The first press event I attended as a BMJ Clegg Scholar was the launch of the General Medical Council’s new guidance for doctors ‘Consent: patients and doctors making decisions together,’ at the National Theatre, London, so it was no surprise that a short play (commissioned by the GMC) was performed to reflect the situations influencing the need for new guidance.
The aptly named ‘Forecast:Fog’ presented the dilemma doctors, patients and carers face with regards to gaining consent from patients who have a fluctuating cognitive state.
The main character was an Alzheimer’s patient who also required a cholecystectomy. The play outlined his journey from primary care to admission as in-patient (via A&E) and highlighted the difficulties experienced in getting consent from the patient (as well as the frustrations experienced by the patient, carer and the doctors themselves).
It was a very moving and unfortunately accurate portrayal of events which I had witnessed on my recent clinical placements. The scenes identifying the appalling way in which patients can be dismissed and/or ignored or spoken to SLOWLY and LOUDLY were cringingly familiar.
What was of particular interest, however, was feedback from the audience. As well as doctors, members of the health press, consisted of Alzheimer sufferers and their carers there.
The performance concluded with a consultant being ‘volunteered’ to show how he felt a consultation should be carried out. He handled the pressure fantastically well, especially when, during a particularly ‘sensitive’ moment in the dialogue – his bleep went off.

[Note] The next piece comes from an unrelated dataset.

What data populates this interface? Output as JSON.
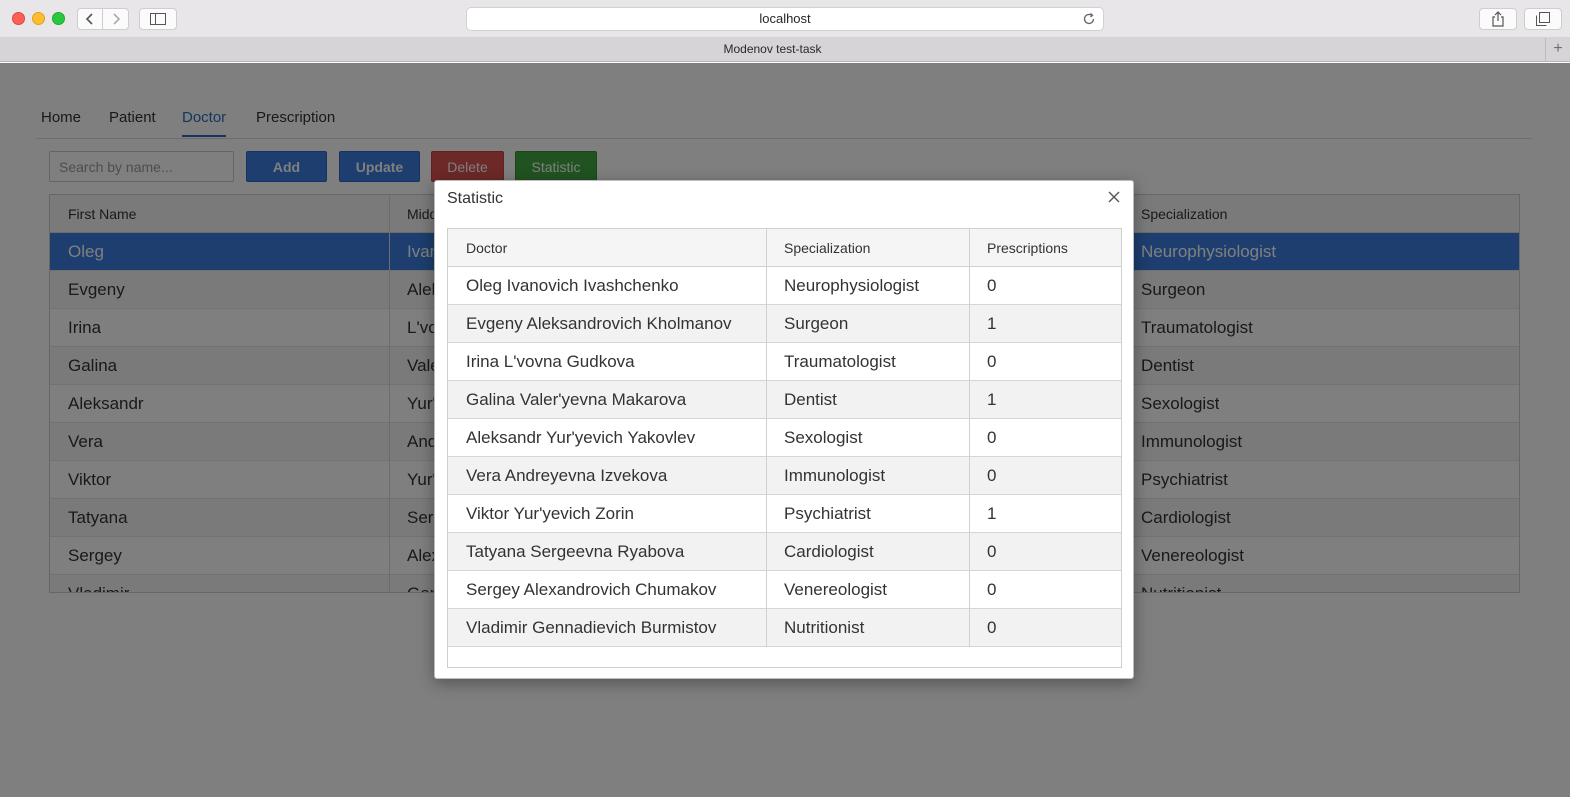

Have your say on the blog. Alternatively read the BMJ editorial on the new guidance:
Patient consent—decision or assumption?